Influence COVID-19 on research at HZ
Paul Vader, editor HZ Discovery
Just like education, research at HZ has rapidly adapted to the situation created by the corona measures, according to an initial inventory among the research groups. The researchers have invested a lot of time and energy in adapting project plans to what is still possible in what is called the ‘new normal’.
However, some consequences are very drastic, especially when it comes to practical work. In the technical domain, field research and lab work have been postponed or continued in a slimmed-down form. In the social domain, the collection of practical data is delayed or temporarily frozen. It also appears that lecturer researchers are less productive because they work from home and because of this are obliged to spend more time on their students. The ‘order book’ of most research groups is still well-filled and the duration of many projects has been extended. The short-term financial impact is estimated to amount to a loss of around 20% and will increase further if measures are extended for a longer period of time. Professor Robert Trouwborst, who carried out the inventory for the technical domain, praises the work of the research groups: “The commitment has been enormous to keep sound project results, satisfied customers and satisfied students.”
Practical work Especially research groups that rely on field experiments, monitoring and laboratory work are hindered and delayed by the measures taken. The Aquaculture and Building with Nature research groups have had to postpone measurements and laboratory work. A lost year is imminent for measurements in the growing season. Some experiments and measurements cannot be fully performed due to the closure of the laboratories. The Delta Power research group cannot use the tidal setup in the PSD hall for measurements and the lab work of the Marine Biobased Specialties research group has come to a complete standstill. The students who otherwise spend three quarters of their time in the labs now obtain their credits with theoretical studies. For several projects, a delay of 6-12 months is foreseen, which will probably be covered by the subsidy providers with an extension of the term.
Personnel consequences Many researchers state that working from home leads to a loss of production (+ 20%), especially those who coordinate their work with the care for their (grand) children and the work (from home) of a partner. Lecturer-researchers who also have teaching tasks or supervise students need more time for this, which is sometimes at the expense of the research. Most research groups report that they have enough work for their staff. The time that was otherwise used for practical work is now spent on working out results and reporting. Some researchers experience a loss of motivation as a result. Several new researchers have been appointed during these weeks of lockdown. They have been in touch with their colleagues as best as possible and have started their research assignment. Researchers with a temporary contract indicate that they feel uncertain about the continuation of projects due to the postponement or suspension of subsidies.

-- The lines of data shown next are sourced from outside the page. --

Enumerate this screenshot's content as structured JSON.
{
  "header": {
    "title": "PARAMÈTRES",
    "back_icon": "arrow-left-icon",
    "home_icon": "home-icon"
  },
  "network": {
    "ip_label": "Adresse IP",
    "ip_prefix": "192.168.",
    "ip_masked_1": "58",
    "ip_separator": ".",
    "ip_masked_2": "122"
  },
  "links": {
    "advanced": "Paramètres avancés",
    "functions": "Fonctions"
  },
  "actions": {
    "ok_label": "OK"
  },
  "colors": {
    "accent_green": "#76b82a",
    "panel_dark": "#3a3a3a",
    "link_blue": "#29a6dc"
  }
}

Project progress Before the virus expelled the researchers from their laboratories and offices, the research groups were in good shape. Thanks to successful acquisitions, the order book was and is well-filled. Subsidy providers such as SIA have indicated that the period of subsidies awarded can be extended by four months or longer if necessary. Most research groups consider themselves able to complete the projects successfully, with or without delays. Some research groups have had to cancel symposia and workshops, but meetings have also been held online. On April 16, the Resilient Delta research group organized a successful meeting on climate and citizen participation with forty participants from all over the country. In the short term, most research groups do not expect a change in current subsidy applications, which continue to run despite the limitations. What is going to happen in the long term is uncertain. A group like Aquaculture that carries out many projects with SMEs expects fewer funds if the corona measures would lead to a recession. Domain director Bartjan Wattel shares the concerns but also likes to emphasize the great results of all the efforts: “Most of the work continues, new colleagues have been hired (and have already started) and the acquisition and application of projects also continues.”
Image online presentation April 16th